Foie gras, one of the three key ingredient's in Tony's stellar dish
I have a nickname for this dish. It's profane and has no place in a discussion of a restaurant as classy as Tony's. Suffice to say, the nickname expresses in two succinct words what I imagine this dish would say, if it could, to every single trend-humping "composition" of lobster foam and tweezer-applied microgreens.
Let's just pretend those two words are, "I'm delicious!"
An exquisitely tender slice of beef tenderloin needs few accompaniments. Maybe the only thing that can make it even more indulgent is a seared slice of foie gras. It seems to melt in your mouth as easily butter on a hot pan. As if this weren't enough, the port wine demi-glace, ladled over the dish tableside, adds yet another layer of rich flavor and a velvety texture.
This isn't something that you can -- or should -- eat very often.

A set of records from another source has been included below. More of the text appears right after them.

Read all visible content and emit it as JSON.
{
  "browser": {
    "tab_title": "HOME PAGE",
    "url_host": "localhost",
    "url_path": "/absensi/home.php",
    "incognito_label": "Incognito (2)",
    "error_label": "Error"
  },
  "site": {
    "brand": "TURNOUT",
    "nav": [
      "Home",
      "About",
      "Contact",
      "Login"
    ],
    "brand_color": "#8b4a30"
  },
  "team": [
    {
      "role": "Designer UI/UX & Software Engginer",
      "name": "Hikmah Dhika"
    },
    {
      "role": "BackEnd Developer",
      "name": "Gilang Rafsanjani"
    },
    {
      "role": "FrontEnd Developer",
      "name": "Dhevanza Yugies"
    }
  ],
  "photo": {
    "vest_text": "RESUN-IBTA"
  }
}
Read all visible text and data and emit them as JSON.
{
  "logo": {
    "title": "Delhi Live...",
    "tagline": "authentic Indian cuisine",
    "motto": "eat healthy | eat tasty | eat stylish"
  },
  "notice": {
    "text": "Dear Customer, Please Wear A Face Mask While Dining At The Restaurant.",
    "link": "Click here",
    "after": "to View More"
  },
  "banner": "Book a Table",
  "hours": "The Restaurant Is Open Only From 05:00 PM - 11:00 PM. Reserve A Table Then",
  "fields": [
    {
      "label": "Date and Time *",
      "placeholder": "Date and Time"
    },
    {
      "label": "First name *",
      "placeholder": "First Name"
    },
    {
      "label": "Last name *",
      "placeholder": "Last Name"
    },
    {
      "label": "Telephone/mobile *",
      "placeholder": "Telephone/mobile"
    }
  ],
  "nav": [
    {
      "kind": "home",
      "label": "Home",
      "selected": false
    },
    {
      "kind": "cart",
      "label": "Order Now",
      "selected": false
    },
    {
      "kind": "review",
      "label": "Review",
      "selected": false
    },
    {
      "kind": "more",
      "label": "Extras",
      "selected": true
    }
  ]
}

Yet like a visit to Tony's itself, it is a welcome counterweight to restaurant trends both good and bad, a reminder that certain elements of fine dining are timeless.
And to those who will inevitably object to my celebrating foie gras, I'll just let the dish speak for itself.